*Data*.
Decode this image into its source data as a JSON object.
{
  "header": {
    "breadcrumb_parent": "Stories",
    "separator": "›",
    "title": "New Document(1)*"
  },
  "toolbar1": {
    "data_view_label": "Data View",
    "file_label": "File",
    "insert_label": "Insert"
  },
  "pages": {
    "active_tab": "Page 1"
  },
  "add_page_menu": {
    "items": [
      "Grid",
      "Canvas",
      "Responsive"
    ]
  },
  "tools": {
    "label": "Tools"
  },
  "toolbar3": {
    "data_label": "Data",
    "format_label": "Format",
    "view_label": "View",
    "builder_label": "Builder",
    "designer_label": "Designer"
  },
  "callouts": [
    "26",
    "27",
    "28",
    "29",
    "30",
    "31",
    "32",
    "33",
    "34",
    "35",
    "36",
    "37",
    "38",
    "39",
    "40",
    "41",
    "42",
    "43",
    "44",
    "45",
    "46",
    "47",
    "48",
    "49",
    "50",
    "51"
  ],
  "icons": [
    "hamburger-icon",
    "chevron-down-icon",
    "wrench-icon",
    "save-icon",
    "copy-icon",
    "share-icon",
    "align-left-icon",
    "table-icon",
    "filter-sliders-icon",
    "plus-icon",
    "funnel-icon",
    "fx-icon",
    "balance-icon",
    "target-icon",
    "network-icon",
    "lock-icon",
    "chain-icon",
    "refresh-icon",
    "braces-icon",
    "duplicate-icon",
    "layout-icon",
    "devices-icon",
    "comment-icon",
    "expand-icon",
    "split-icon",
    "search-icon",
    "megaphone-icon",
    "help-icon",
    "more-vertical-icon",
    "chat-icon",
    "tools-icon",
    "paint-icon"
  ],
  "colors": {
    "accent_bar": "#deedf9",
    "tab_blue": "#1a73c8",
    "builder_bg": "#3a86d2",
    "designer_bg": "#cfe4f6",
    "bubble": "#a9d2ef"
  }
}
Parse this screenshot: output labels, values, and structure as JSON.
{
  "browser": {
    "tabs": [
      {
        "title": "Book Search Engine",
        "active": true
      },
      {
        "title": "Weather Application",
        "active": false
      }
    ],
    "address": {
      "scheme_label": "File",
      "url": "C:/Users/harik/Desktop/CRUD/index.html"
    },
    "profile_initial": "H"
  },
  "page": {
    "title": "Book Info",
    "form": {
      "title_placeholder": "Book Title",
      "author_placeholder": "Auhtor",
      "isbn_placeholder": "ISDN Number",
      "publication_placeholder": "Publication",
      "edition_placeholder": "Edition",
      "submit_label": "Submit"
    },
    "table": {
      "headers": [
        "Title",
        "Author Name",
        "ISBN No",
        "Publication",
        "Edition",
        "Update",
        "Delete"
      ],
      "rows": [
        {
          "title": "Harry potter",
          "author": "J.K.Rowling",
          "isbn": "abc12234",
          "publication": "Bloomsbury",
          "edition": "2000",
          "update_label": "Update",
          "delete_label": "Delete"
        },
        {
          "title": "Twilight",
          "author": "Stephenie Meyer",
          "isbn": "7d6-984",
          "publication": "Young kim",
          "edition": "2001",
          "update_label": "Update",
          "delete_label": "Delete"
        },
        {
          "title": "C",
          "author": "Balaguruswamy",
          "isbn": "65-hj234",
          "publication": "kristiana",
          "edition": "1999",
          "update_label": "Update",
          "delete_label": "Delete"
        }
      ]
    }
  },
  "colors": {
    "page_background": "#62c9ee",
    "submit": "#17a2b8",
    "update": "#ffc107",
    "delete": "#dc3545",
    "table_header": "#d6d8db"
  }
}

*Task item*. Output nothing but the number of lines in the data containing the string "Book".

*Response area*. 3